Network Interface Card (External) – Definition & Detailed Explanation – Computer Peripherals Glossary Terms

I. What is a Network Interface Card (NIC)?

A Network Interface Card (NIC) is a hardware component that allows a computer to connect to a network. It serves as the interface between the computer and the network, enabling data to be transmitted and received over the network. NICs come in various forms, including internal and external cards, with external NICs being connected to the computer via a USB or Ethernet port.

II. How does an External NIC differ from an Internal NIC?

An External NIC differs from an Internal NIC in terms of its physical connection to the computer. Internal NICs are installed directly onto the motherboard of the computer, while External NICs are connected externally via a USB or Ethernet port. External NICs are typically easier to install and remove compared to Internal NICs, making them a convenient option for users who frequently switch between different computers or need to add network connectivity to a device without an internal NIC.

III. What are the advantages of using an External NIC?

There are several advantages to using an External NIC, including:
1. Easy installation: External NICs can be easily connected to a computer via a USB or Ethernet port, making them a convenient option for users who are not comfortable opening up their computer to install an Internal NIC.
2. Portability: External NICs can be easily removed and used with different computers, making them a versatile option for users who need network connectivity on multiple devices.
3. Upgradability: External NICs can be easily upgraded to newer models without having to replace the entire computer or motherboard, providing users with the flexibility to adapt to changing network requirements.

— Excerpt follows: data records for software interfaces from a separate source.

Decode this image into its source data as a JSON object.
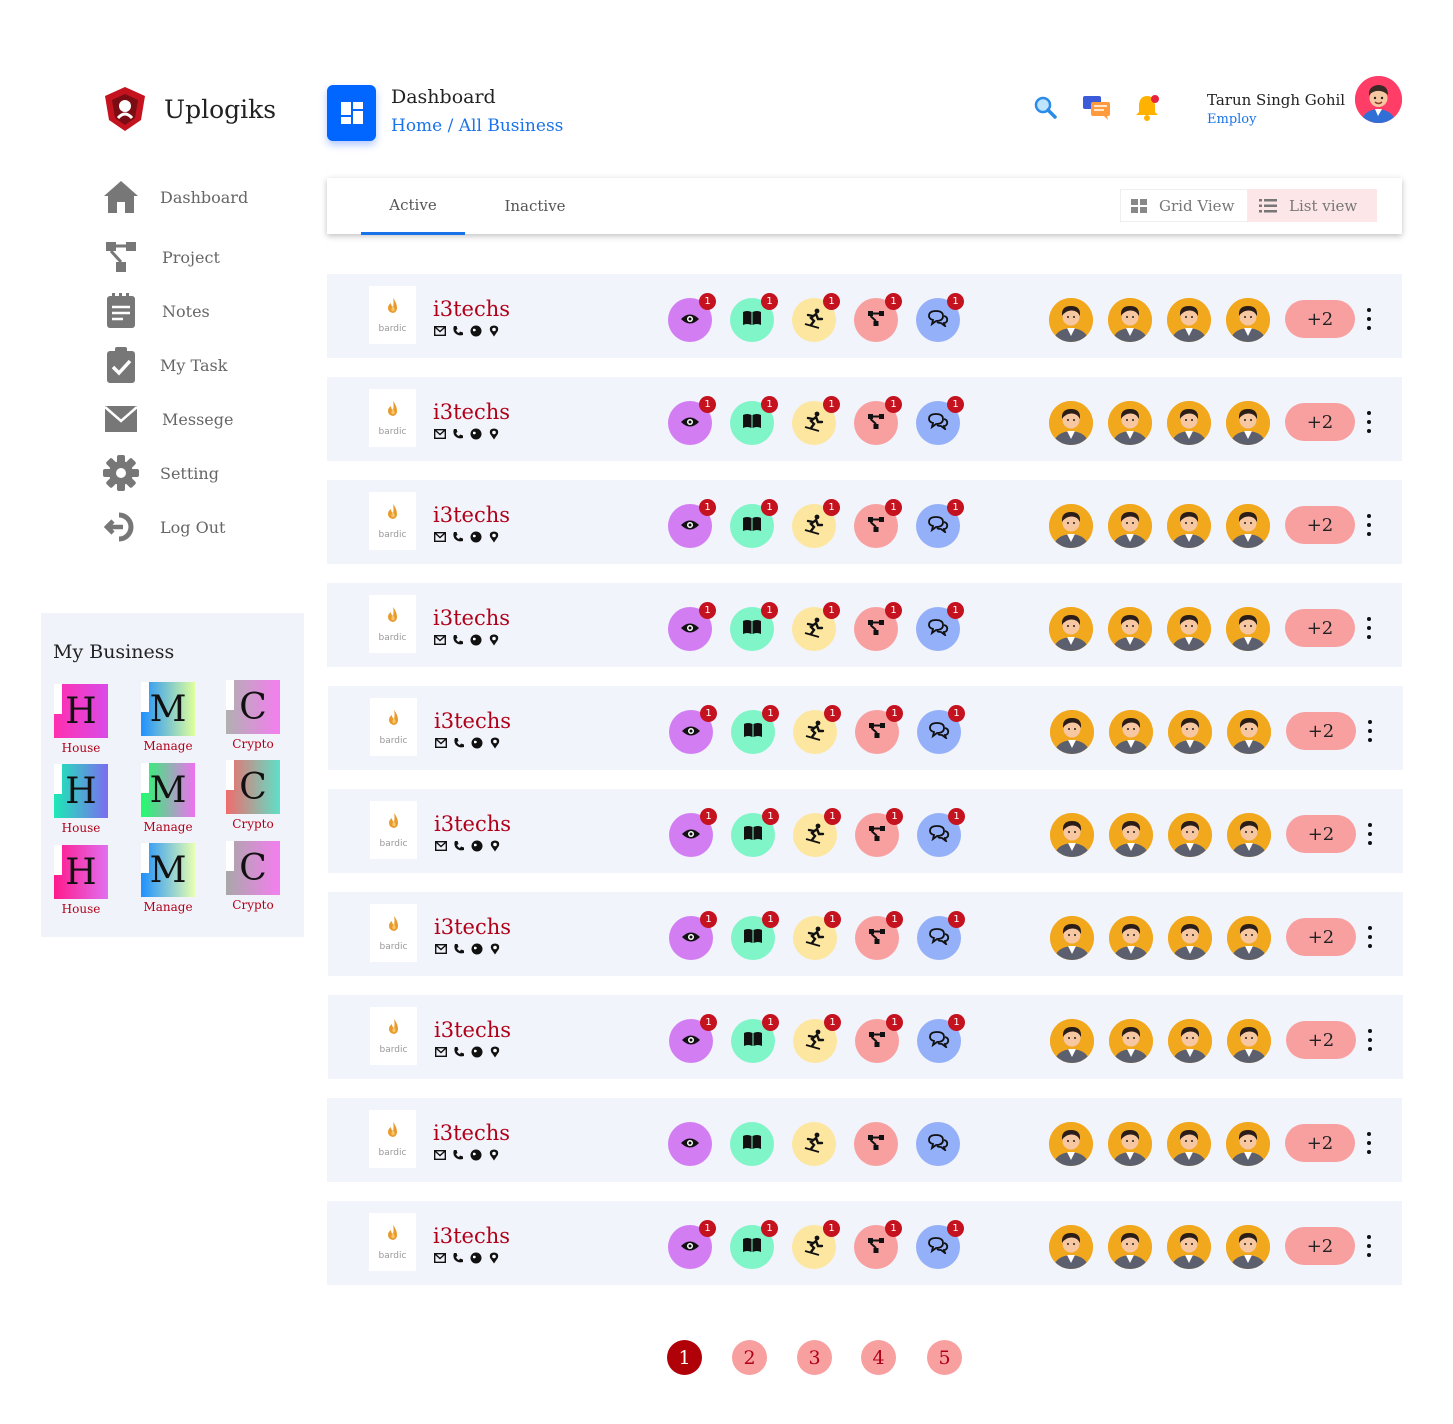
{
  "brand": {
    "name": "Uplogiks"
  },
  "nav": [
    {
      "label": "Dashboard",
      "icon": "home-icon"
    },
    {
      "label": "Project",
      "icon": "project-icon"
    },
    {
      "label": "Notes",
      "icon": "notes-icon"
    },
    {
      "label": "My Task",
      "icon": "task-icon"
    },
    {
      "label": "Messege",
      "icon": "mail-icon"
    },
    {
      "label": "Setting",
      "icon": "gear-icon"
    },
    {
      "label": "Log Out",
      "icon": "logout-icon"
    }
  ],
  "my_business": {
    "title": "My Business",
    "tiles": [
      {
        "letter": "H",
        "label": "House"
      },
      {
        "letter": "M",
        "label": "Manage"
      },
      {
        "letter": "C",
        "label": "Crypto"
      },
      {
        "letter": "H",
        "label": "House"
      },
      {
        "letter": "M",
        "label": "Manage"
      },
      {
        "letter": "C",
        "label": "Crypto"
      },
      {
        "letter": "H",
        "label": "House"
      },
      {
        "letter": "M",
        "label": "Manage"
      },
      {
        "letter": "C",
        "label": "Crypto"
      }
    ]
  },
  "header": {
    "title": "Dashboard",
    "breadcrumb": "Home / All Business",
    "icons": [
      "search-icon",
      "chat-icon",
      "bell-icon"
    ]
  },
  "user": {
    "name": "Tarun Singh Gohil",
    "role": "Employ"
  },
  "tabs": {
    "active": "Active",
    "inactive": "Inactive"
  },
  "views": {
    "grid": "Grid View",
    "list": "List view"
  },
  "colors": {
    "accent": "#1a73e8",
    "brand_red": "#b00018",
    "row_bg": "#f2f4fc",
    "view_bg": "#d27ef2",
    "book_bg": "#7ff5c8",
    "ski_bg": "#fde6a0",
    "project_bg": "#f8a0a0",
    "chat_bg": "#94b0f8"
  },
  "business_rows": [
    {
      "name": "i3techs",
      "logo_text": "bardic",
      "badges": [
        "1",
        "1",
        "1",
        "1",
        "1"
      ],
      "extra_members": "+2"
    },
    {
      "name": "i3techs",
      "logo_text": "bardic",
      "badges": [
        "1",
        "1",
        "1",
        "1",
        "1"
      ],
      "extra_members": "+2"
    },
    {
      "name": "i3techs",
      "logo_text": "bardic",
      "badges": [
        "1",
        "1",
        "1",
        "1",
        "1"
      ],
      "extra_members": "+2"
    },
    {
      "name": "i3techs",
      "logo_text": "bardic",
      "badges": [
        "1",
        "1",
        "1",
        "1",
        "1"
      ],
      "extra_members": "+2"
    },
    {
      "name": "i3techs",
      "logo_text": "bardic",
      "badges": [
        "1",
        "1",
        "1",
        "1",
        "1"
      ],
      "extra_members": "+2"
    },
    {
      "name": "i3techs",
      "logo_text": "bardic",
      "badges": [
        "1",
        "1",
        "1",
        "1",
        "1"
      ],
      "extra_members": "+2"
    },
    {
      "name": "i3techs",
      "logo_text": "bardic",
      "badges": [
        "1",
        "1",
        "1",
        "1",
        "1"
      ],
      "extra_members": "+2"
    },
    {
      "name": "i3techs",
      "logo_text": "bardic",
      "badges": [
        "1",
        "1",
        "1",
        "1",
        "1"
      ],
      "extra_members": "+2"
    },
    {
      "name": "i3techs",
      "logo_text": "bardic",
      "badges": [],
      "extra_members": "+2"
    },
    {
      "name": "i3techs",
      "logo_text": "bardic",
      "badges": [
        "1",
        "1",
        "1",
        "1",
        "1"
      ],
      "extra_members": "+2"
    }
  ],
  "pagination": {
    "pages": [
      "1",
      "2",
      "3",
      "4",
      "5"
    ],
    "current": "1"
  }
}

IV. How to install an External NIC?

Installing an External NIC is a straightforward process that involves the following steps:
1. Identify an available USB or Ethernet port on the computer where the External NIC will be connected.
2. Insert the External NIC into the port, ensuring a secure connection.
3. Install any necessary drivers or software that may be required for the External NIC to function properly.
4. Configure the network settings on the computer to enable communication through the External NIC.

V. What are some common brands of External NICs?

Some common brands of External NICs include:
1. TP-Link
2. Netgear
3. Belkin
4. D-Link
5. Linksys

These brands offer a range of External NIC options with varying features and specifications to suit different networking needs.

VI. What are some troubleshooting tips for External NICs?

If you encounter issues with your External NIC, here are some troubleshooting tips to help resolve the problem:
1. Check the physical connection: Ensure that the External NIC is securely connected to the computer’s USB or Ethernet port.
2. Update drivers: Make sure that the drivers for the External NIC are up to date to ensure compatibility with the operating system.
3. Restart the computer: Sometimes a simple restart can resolve connectivity issues with the External NIC.
4. Check network settings: Verify that the network settings on the computer are configured correctly to enable communication through the External NIC.
5. Test with a different device: If possible, test the External NIC with a different computer or device to determine if the issue is with the NIC or the computer.

By following these troubleshooting tips, you can effectively diagnose and resolve any issues with your External NIC to ensure seamless network connectivity.